In this post I express my perception of JPMorgan's Value, and hopefully leave enough information to allow readers to form their own view on value if they are so inclined.  In short - Nibble $52, Buy $46, Bite $40.

Wells Fargo: A Price To Nibble, A Price To Bite

Summary
  • The earnings season is upon us, and Wells Fargo is due to report at 8 a.m. ET on Friday.
  • Prices climb in anticipation of earnings, and adjust to new information after the earnings release.
  • In this post, I set out nibble and bite levels which ought to tempt buy and hold style value investors, should the opportunity arise.
  • The recent developments on Supplementary Leverage Ratios add downside risk as capital needs and earnings potential will be re-assessed.

Wednesday, April 9, 2014

Value Hidden In Plain Sight: Apple Is Too Cheap


The growth estimate implied by the current market price of 5.3% is ridiculously low. If Apple grows at a long-term rate of 8%, in-line with nominal global growth expectations, we have growth alpha of 2.7%. And an investor buying at present levels can expect a long-term return of 13.18%.  On the other hand, broad markets are priced to deliver negative alpha or 0.44% to 0.74%.

Pfizer: It Never Rains, It Pours

Summary
  • Pfizer has been beaten up these past two days. It was cheap before, now it is cheaper. The stock maybe of interest to value investors.
  • The company offers a dividend yield of 3.2% and the dividend can grow at a long term rate of 5% to 6%. This might be of interest to income investors.
  • The patent cliff is behind. What matters is what lies ahead. The pipeline of 7 drugs in registration and 20 in Phase III suggests that the game is not over.
I'm taking a look at Pfizer (PFE) today, because the stock has been beaten down over the past few days.

Wal-Mart Is Cheap, The Market Is Not

Wal-Mart scores high on value. It scores high on quality in comparison to its industry of operation, with lower but acceptable scores in comparison to the whole market or its sector of operation. The score for momentum is positive in comparison to its industry of operation, and acceptable in comparison to the whole market and its sector of operation.
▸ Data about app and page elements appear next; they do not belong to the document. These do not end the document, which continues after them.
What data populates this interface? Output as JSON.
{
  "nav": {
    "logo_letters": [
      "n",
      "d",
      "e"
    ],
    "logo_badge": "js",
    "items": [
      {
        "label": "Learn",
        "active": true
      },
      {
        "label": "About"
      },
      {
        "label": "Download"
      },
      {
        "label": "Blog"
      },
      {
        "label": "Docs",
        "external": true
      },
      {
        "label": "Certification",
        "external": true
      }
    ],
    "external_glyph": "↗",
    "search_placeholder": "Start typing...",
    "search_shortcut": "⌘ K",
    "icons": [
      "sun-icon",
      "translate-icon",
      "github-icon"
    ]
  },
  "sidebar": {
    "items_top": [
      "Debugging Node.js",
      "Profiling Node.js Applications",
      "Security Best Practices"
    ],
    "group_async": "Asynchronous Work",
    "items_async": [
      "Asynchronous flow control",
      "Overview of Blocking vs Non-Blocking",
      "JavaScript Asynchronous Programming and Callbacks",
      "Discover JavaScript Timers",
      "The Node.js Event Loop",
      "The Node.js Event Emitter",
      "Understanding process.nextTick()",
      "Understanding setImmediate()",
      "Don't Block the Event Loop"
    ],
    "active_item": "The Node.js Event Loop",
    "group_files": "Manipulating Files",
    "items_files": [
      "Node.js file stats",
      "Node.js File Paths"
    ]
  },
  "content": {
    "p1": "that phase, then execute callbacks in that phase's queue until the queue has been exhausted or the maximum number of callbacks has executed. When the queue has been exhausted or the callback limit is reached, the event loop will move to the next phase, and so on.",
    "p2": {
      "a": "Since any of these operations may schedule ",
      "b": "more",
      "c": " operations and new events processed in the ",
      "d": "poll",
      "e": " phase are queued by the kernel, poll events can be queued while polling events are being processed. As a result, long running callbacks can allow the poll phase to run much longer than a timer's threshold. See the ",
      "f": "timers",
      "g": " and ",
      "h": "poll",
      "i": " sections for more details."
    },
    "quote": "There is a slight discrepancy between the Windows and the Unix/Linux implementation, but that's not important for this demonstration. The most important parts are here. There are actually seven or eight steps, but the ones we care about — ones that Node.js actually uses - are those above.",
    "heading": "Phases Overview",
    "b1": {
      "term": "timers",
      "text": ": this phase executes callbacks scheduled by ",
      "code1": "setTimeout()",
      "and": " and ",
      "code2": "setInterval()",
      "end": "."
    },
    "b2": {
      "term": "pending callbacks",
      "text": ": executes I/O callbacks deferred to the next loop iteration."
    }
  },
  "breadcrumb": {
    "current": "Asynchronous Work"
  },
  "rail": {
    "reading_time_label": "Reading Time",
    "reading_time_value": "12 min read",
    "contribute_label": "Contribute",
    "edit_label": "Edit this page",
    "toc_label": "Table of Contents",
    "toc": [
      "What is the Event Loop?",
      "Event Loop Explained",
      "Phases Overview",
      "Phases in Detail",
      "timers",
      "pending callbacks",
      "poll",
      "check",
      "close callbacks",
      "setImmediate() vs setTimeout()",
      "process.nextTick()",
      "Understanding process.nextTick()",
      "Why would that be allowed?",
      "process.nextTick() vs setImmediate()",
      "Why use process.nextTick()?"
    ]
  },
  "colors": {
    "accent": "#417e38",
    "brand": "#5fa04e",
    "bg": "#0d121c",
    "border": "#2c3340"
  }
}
However, Wal-Mart scores very poorly on growth, regardless of how we look at it - the key indicators for growth at whole market, sector or industry level are all abysmal.
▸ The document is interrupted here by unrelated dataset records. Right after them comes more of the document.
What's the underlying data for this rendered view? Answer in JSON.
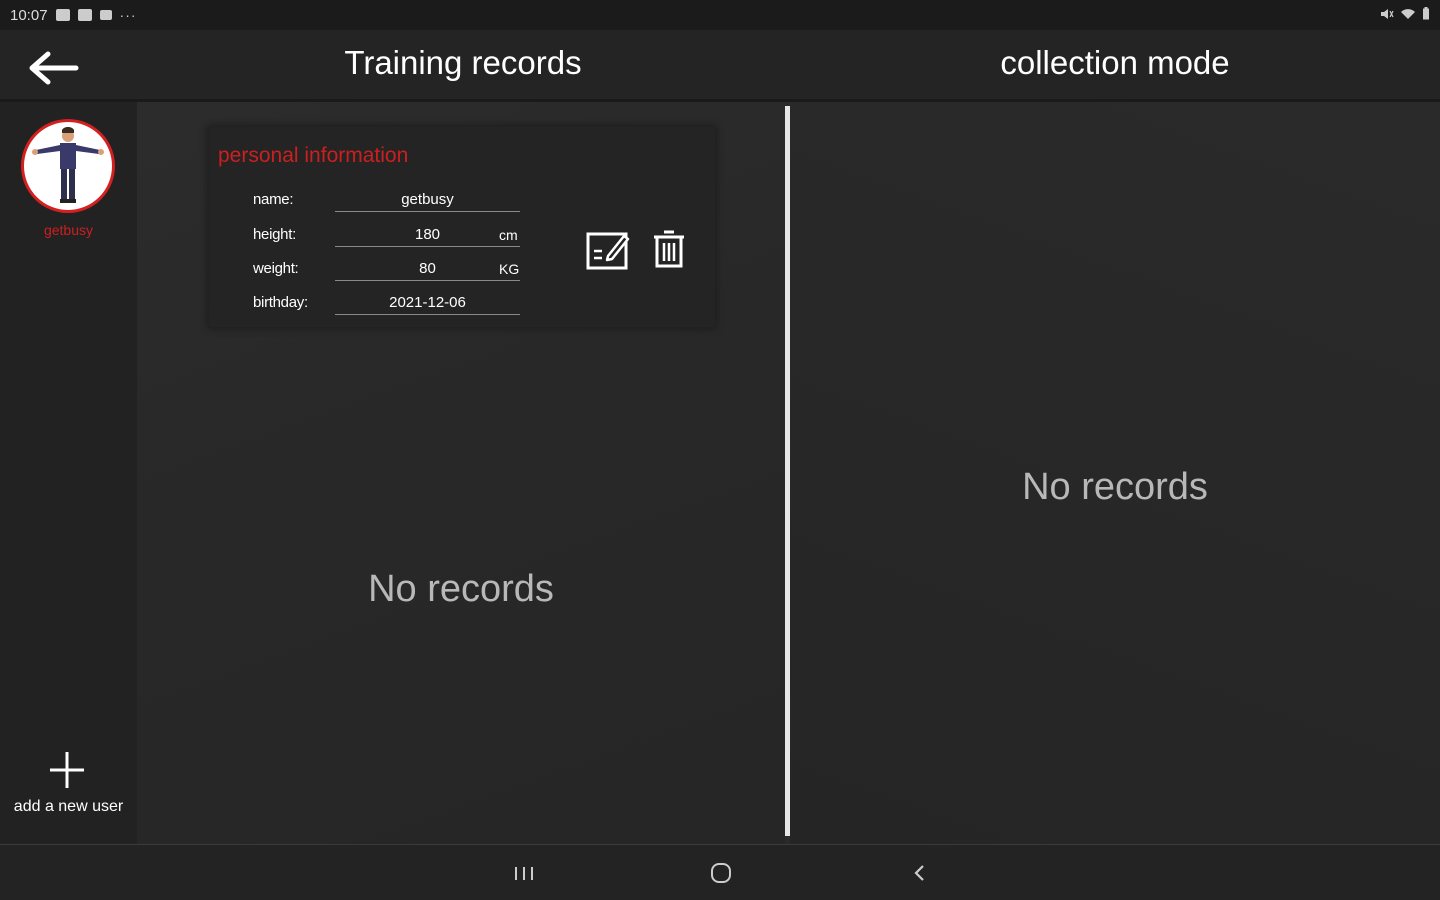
{
  "status_bar": {
    "time": "10:07",
    "more": "···"
  },
  "header": {
    "back_icon": "arrow-left-icon",
    "title_left": "Training records",
    "title_right": "collection mode"
  },
  "sidebar": {
    "user_name": "getbusy",
    "add_user_label": "add a new user"
  },
  "personal_info": {
    "title": "personal information",
    "fields": [
      {
        "label": "name:",
        "value": "getbusy",
        "unit": ""
      },
      {
        "label": "height:",
        "value": "180",
        "unit": "cm"
      },
      {
        "label": "weight:",
        "value": "80",
        "unit": "KG"
      },
      {
        "label": "birthday:",
        "value": "2021-12-06",
        "unit": ""
      }
    ]
  },
  "training_records": {
    "empty_text": "No records"
  },
  "collection_mode": {
    "empty_text": "No records"
  },
  "colors": {
    "accent": "#cc1f1f",
    "background": "#2a2a2a",
    "divider": "#e6e6e6"
  }
}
Monday, April 7, 2014

Amazon: Are We There Yet?

I spent part of January and February looking at Amazon (AMZN), Facebook, Google, and Tesla - all interesting growth companies. Expensive markets provide an excellent opportunity to see where the performance is amongst growth stocks. The aim of these posts was to review the companies at a very top level through identification of past trends, and extrapolate those trends into the future, based upon potential for expansion of their key markets. A secondary aim was to establish potential price points to re-visit the stock buy decision. Since that time, I have done my homework, and would be happy to own stock in these companies at the right price. This is a very personal decision, so each investor needs to do their due diligence.